The Russian security firm Kaspersky Labs reported last week that they had found a dark web marketplace selling access to servers – possibly yours and mine – for as little as $6 and as much as $6,000.
The key benefit of these servers is that since they are not actually the hacker’s servers, if they are able to use them in a way that forwards thier illegal business, it is going to be hard to trace things back to them. Obviously, if they access that server (to administrate it) from their Comcast Internet connection in their living room, the odds of them getting caught goes up. A lot!
The web site, xDedic, brokers access to these hacked servers. As of last week, Kaspersky had a list of around 70,000 servers that were available.
This week, a hundred thousand servers got added to that list, making the pool around 170,000.
In the grand scheme of things 170,000 servers is not that many, but xDedic is just one web site.
Interestingly, after the first list was released, Brazil and China were the top two countries for available servers. After this new list came out this week, the top two countries are the U.S. and the U.K. In some way, that makes sense, because there are a lot more servers here and the quality of the servers (in terms of performance and capacity) is likely better.
These servers are likely some of the ones used to promote male enhancement drugs and other spam, as well as to deliver malware.
From a business standpoint, if the volume of malicious content being served up by these servers is sufficient, it will gain the attention of groups like the Electronic Crimes Task Force run by the U.S. Secret Service and you may get a knock on the door from the men in black.

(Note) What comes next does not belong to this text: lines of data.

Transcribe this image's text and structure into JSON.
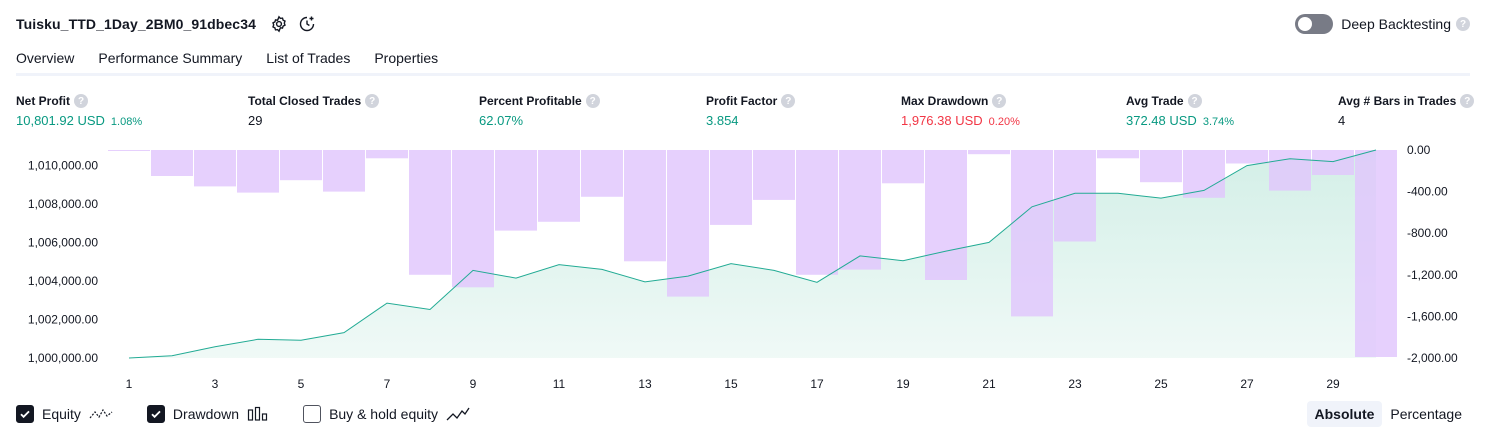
{
  "header": {
    "strategy_name": "Tuisku_TTD_1Day_2BM0_91dbec34",
    "deep_backtesting_label": "Deep Backtesting",
    "help_glyph": "?"
  },
  "tabs": [
    {
      "label": "Overview",
      "active": true
    },
    {
      "label": "Performance Summary",
      "active": false
    },
    {
      "label": "List of Trades",
      "active": false
    },
    {
      "label": "Properties",
      "active": false
    }
  ],
  "metrics": [
    {
      "label": "Net Profit",
      "value": "10,801.92 USD",
      "pct": "1.08%",
      "color": "green"
    },
    {
      "label": "Total Closed Trades",
      "value": "29",
      "pct": "",
      "color": "dark"
    },
    {
      "label": "Percent Profitable",
      "value": "62.07%",
      "pct": "",
      "color": "green"
    },
    {
      "label": "Profit Factor",
      "value": "3.854",
      "pct": "",
      "color": "green"
    },
    {
      "label": "Max Drawdown",
      "value": "1,976.38 USD",
      "pct": "0.20%",
      "color": "red"
    },
    {
      "label": "Avg Trade",
      "value": "372.48 USD",
      "pct": "3.74%",
      "color": "green"
    },
    {
      "label": "Avg # Bars in Trades",
      "value": "4",
      "pct": "",
      "color": "dark"
    }
  ],
  "colors": {
    "green": "#089981",
    "red": "#f23645",
    "equity_line": "#22ab94",
    "equity_fill": "#d3efe7",
    "drawdown_bar": "#e1c6fc",
    "drawdown_overlap": "#b3b6ea"
  },
  "chart_data": {
    "type": "area",
    "x_ticks": [
      "1",
      "3",
      "5",
      "7",
      "9",
      "11",
      "13",
      "15",
      "17",
      "19",
      "21",
      "23",
      "25",
      "27",
      "29"
    ],
    "y_left_ticks": [
      "1,010,000.00",
      "1,008,000.00",
      "1,006,000.00",
      "1,004,000.00",
      "1,002,000.00",
      "1,000,000.00"
    ],
    "y_right_ticks": [
      "0.00",
      "-400.00",
      "-800.00",
      "-1,200.00",
      "-1,600.00",
      "-2,000.00"
    ],
    "ylim_left": [
      1000000,
      1010800
    ],
    "ylim_right": [
      -2000,
      0
    ],
    "series": [
      {
        "name": "Equity",
        "type": "area",
        "x": [
          1,
          2,
          3,
          4,
          5,
          6,
          7,
          8,
          9,
          10,
          11,
          12,
          13,
          14,
          15,
          16,
          17,
          18,
          19,
          20,
          21,
          22,
          23,
          24,
          25,
          26,
          27,
          28,
          29,
          30
        ],
        "values": [
          1000000,
          1000120,
          1000580,
          1000970,
          1000920,
          1001320,
          1002850,
          1002520,
          1004550,
          1004150,
          1004850,
          1004600,
          1003950,
          1004250,
          1004900,
          1004550,
          1003930,
          1005300,
          1005050,
          1005550,
          1006000,
          1007850,
          1008550,
          1008550,
          1008300,
          1008700,
          1009990,
          1010350,
          1010200,
          1010800
        ]
      },
      {
        "name": "Drawdown",
        "type": "bar",
        "x": [
          1,
          2,
          3,
          4,
          5,
          6,
          7,
          8,
          9,
          10,
          11,
          12,
          13,
          14,
          15,
          16,
          17,
          18,
          19,
          20,
          21,
          22,
          23,
          24,
          25,
          26,
          27,
          28,
          29,
          30
        ],
        "values": [
          -8,
          -250,
          -350,
          -410,
          -290,
          -400,
          -80,
          -1200,
          -1320,
          -775,
          -690,
          -450,
          -1070,
          -1410,
          -720,
          -480,
          -1200,
          -1150,
          -320,
          -1250,
          -40,
          -1600,
          -880,
          -80,
          -310,
          -460,
          -130,
          -390,
          -240,
          -1990
        ]
      }
    ]
  },
  "legend": {
    "items": [
      {
        "label": "Equity",
        "checked": true
      },
      {
        "label": "Drawdown",
        "checked": true
      },
      {
        "label": "Buy & hold equity",
        "checked": false
      }
    ]
  },
  "modes": [
    {
      "label": "Absolute",
      "active": true
    },
    {
      "label": "Percentage",
      "active": false
    }
  ]
}
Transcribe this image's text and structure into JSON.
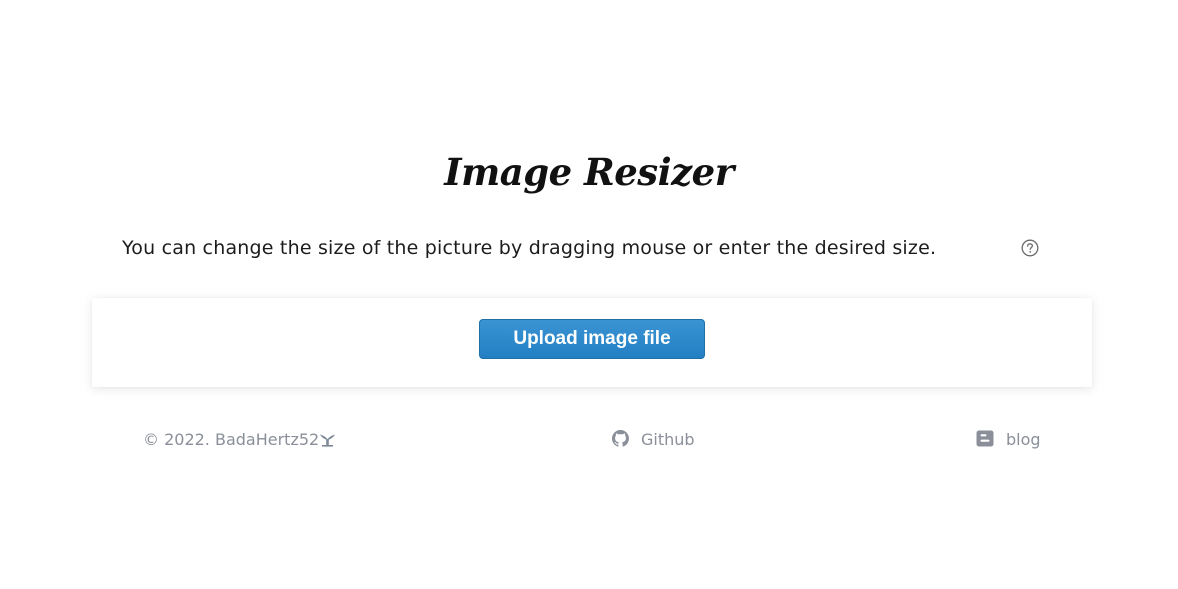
{
  "header": {
    "title": "Image Resizer"
  },
  "instructions": {
    "text": "You can change the size of the picture by dragging mouse or enter the desired size.",
    "help_icon": "question-circle-icon"
  },
  "upload": {
    "button_label": "Upload image file",
    "button_color": "#2a86c8"
  },
  "footer": {
    "copyright": "© 2022. BadaHertz52",
    "copyright_icon": "whale-tail-icon",
    "github_label": "Github",
    "github_icon": "github-icon",
    "blog_label": "blog",
    "blog_icon": "blogger-icon",
    "text_color": "#8a8f99"
  }
}
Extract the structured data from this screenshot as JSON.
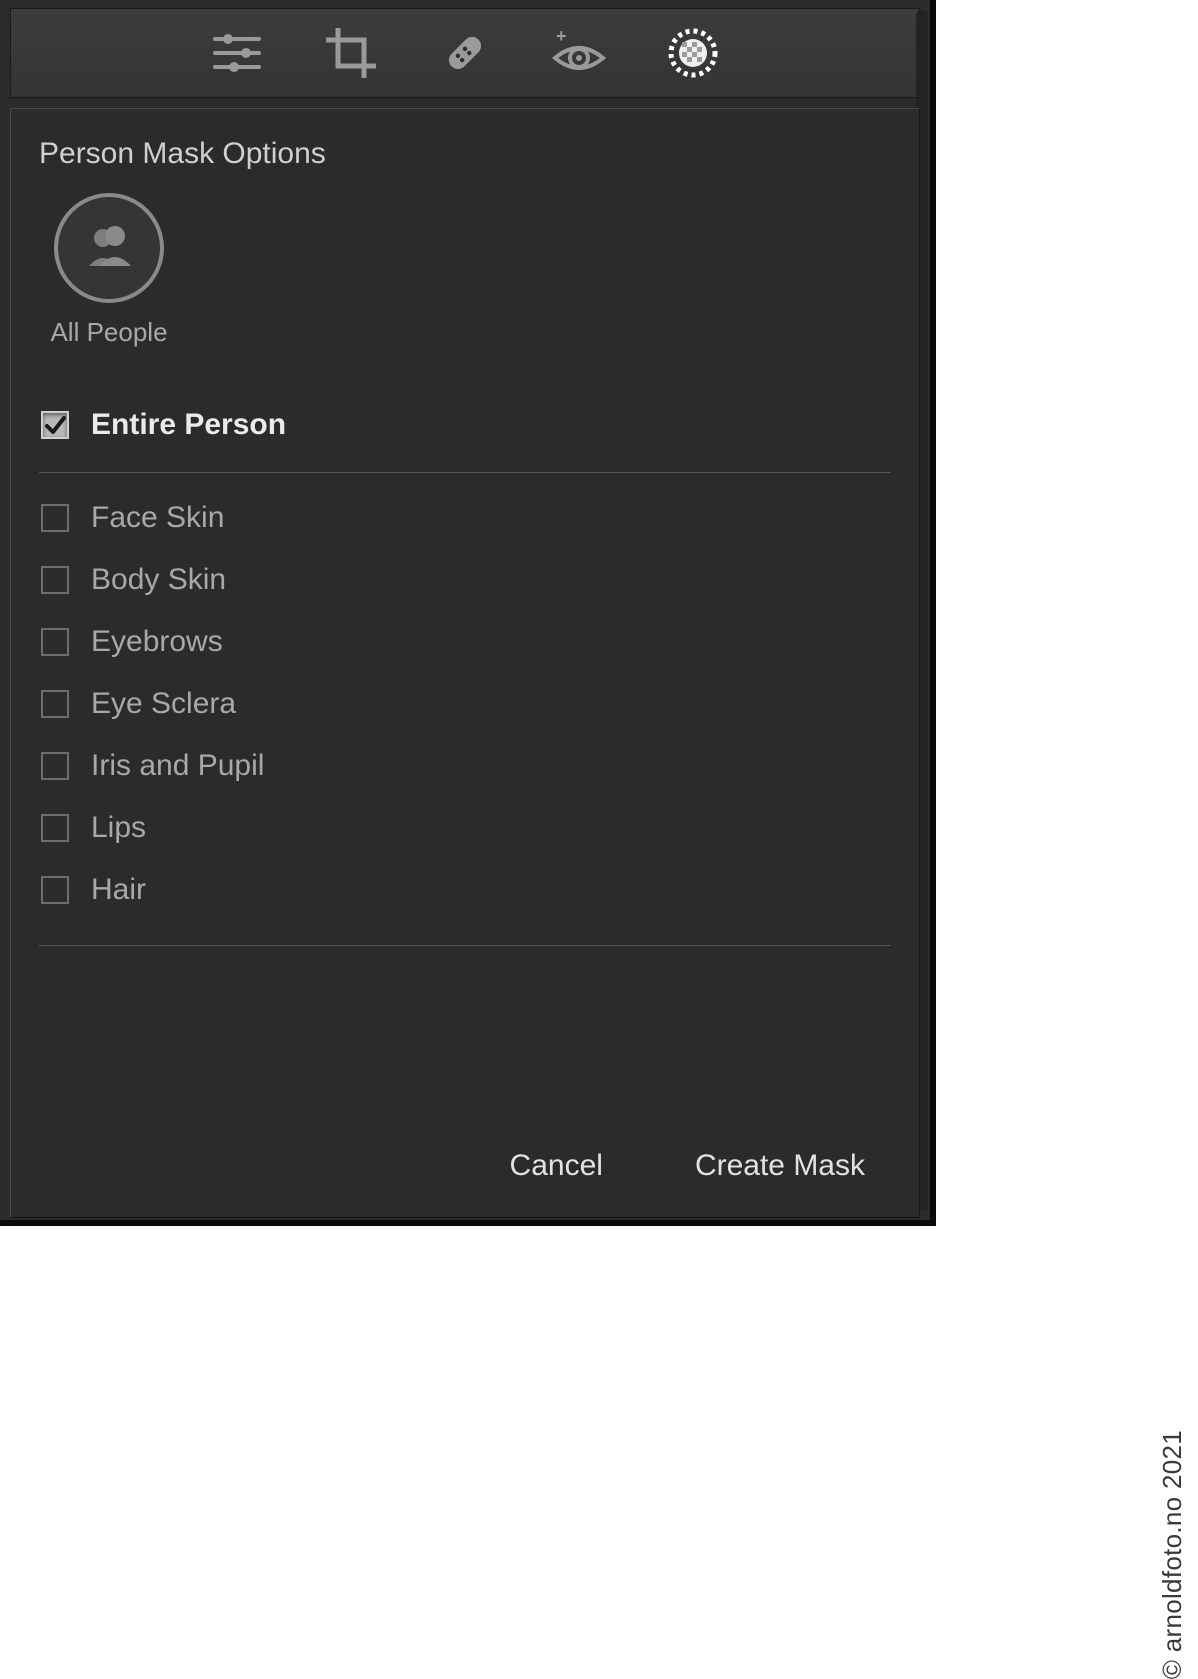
{
  "watermark": "© arnoldfoto.no 2021",
  "toolbar": {
    "items": [
      {
        "name": "edit-icon"
      },
      {
        "name": "crop-icon"
      },
      {
        "name": "healing-icon"
      },
      {
        "name": "red-eye-icon"
      },
      {
        "name": "masking-icon"
      }
    ]
  },
  "panel": {
    "title": "Person Mask Options",
    "people": [
      {
        "label": "All People"
      }
    ],
    "entirePerson": {
      "label": "Entire Person",
      "checked": true
    },
    "parts": [
      {
        "label": "Face Skin",
        "checked": false
      },
      {
        "label": "Body Skin",
        "checked": false
      },
      {
        "label": "Eyebrows",
        "checked": false
      },
      {
        "label": "Eye Sclera",
        "checked": false
      },
      {
        "label": "Iris and Pupil",
        "checked": false
      },
      {
        "label": "Lips",
        "checked": false
      },
      {
        "label": "Hair",
        "checked": false
      }
    ],
    "buttons": {
      "cancel": "Cancel",
      "create": "Create Mask"
    }
  }
}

While there is some discussion on the ‘net about whether the second list – the one that added the 100,000 additional servers – is legit, no one seems to be arguing whether the first list of 70,000 servers is legit. And at least some news sources are now saying that second list is, in fact, real.
And, as servers are sold in this forum, their IP address comes off the list, so the 70,000 or 170,000 number may represent only servers that have not been sold yet. How many servers churn through that web site in a month is unclear.
When hackers use these servers, it is their goal that you can still use it as well. That gives them cover, so the smart ones will work real hard to make sure that they don’t interrupt your work. This means that your server could be on the list and you would not even know it. Not something that any reputable business wants to happen. How many of these web sites there are selling hijacked access is also unknown. Based on spam that I see, it is probably a large number.
Information for this post came from Computerworld.